Exercise aim:
Each line of the listing below must be retyped as given.

Information given:
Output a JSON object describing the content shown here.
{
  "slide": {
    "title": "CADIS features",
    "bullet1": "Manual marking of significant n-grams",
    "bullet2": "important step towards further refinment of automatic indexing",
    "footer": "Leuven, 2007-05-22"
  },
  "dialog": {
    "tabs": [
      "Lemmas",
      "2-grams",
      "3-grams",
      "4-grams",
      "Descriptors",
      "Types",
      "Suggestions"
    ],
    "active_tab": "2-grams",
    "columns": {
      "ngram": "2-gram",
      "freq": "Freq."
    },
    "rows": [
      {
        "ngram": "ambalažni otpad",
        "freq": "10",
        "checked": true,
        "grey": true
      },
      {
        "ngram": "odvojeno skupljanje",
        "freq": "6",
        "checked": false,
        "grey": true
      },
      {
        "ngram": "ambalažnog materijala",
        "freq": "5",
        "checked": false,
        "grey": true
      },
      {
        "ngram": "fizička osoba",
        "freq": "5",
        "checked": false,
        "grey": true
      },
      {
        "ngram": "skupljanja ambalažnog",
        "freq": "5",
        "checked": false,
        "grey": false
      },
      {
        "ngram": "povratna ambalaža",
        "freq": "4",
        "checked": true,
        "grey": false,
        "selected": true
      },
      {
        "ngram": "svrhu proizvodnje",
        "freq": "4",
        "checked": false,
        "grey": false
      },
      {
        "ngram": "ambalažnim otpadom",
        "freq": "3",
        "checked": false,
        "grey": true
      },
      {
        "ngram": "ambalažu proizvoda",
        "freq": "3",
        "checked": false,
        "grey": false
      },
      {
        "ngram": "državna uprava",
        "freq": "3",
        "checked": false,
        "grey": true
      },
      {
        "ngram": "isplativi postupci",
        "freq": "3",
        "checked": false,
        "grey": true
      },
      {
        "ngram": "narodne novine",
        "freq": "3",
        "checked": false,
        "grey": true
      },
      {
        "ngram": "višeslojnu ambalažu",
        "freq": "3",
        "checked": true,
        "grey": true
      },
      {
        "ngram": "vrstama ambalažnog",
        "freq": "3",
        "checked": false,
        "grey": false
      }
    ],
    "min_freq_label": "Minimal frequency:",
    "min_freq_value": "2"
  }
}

Answer:
Output a JSON object describing the content shown here.
{
  "slide": {
    "title": "CADIS features",
    "bullet1": "Manual marking of significant n-grams",
    "bullet2": "important step towards further refinment of automatic indexing",
    "footer": "Leuven, 2007-05-22"
  },
  "dialog": {
    "tabs": [
      "Lemmas",
      "2-grams",
      "3-grams",
      "4-grams",
      "Descriptors",
      "Types",
      "Suggestions"
    ],
    "active_tab": "2-grams",
    "columns": {
      "ngram": "2-gram",
      "freq": "Freq."
    },
    "rows": [
      {
        "ngram": "ambalažni otpad",
        "freq": "10",
        "checked": true,
        "grey": true
      },
      {
        "ngram": "odvojeno skupljanje",
        "freq": "6",
        "checked": false,
        "grey": true
      },
      {
        "ngram": "ambalažnog materijala",
        "freq": "5",
        "checked": false,
        "grey": true
      },
      {
        "ngram": "fizička osoba",
        "freq": "5",
        "checked": false,
        "grey": true
      },
      {
        "ngram": "skupljanja ambalažnog",
        "freq": "5",
        "checked": false,
        "grey": false
      },
      {
        "ngram": "povratna ambalaža",
        "freq": "4",
        "checked": true,
        "grey": false,
        "selected": true
      },
      {
        "ngram": "svrhu proizvodnje",
        "freq": "4",
        "checked": false,
        "grey": false
      },
      {
        "ngram": "ambalažnim otpadom",
        "freq": "3",
        "checked": false,
        "grey": true
      },
      {
        "ngram": "ambalažu proizvoda",
        "freq": "3",
        "checked": false,
        "grey": false
      },
      {
        "ngram": "državna uprava",
        "freq": "3",
        "checked": false,
        "grey": true
      },
      {
        "ngram": "isplativi postupci",
        "freq": "3",
        "checked": false,
        "grey": true
      },
      {
        "ngram": "narodne novine",
        "freq": "3",
        "checked": false,
        "grey": true
      },
      {
        "ngram": "višeslojnu ambalažu",
        "freq": "3",
        "checked": true,
        "grey": true
      },
      {
        "ngram": "vrstama ambalažnog",
        "freq": "3",
        "checked": false,
        "grey": false
      }
    ],
    "min_freq_label": "Minimal frequency:",
    "min_freq_value": "2"
  }
}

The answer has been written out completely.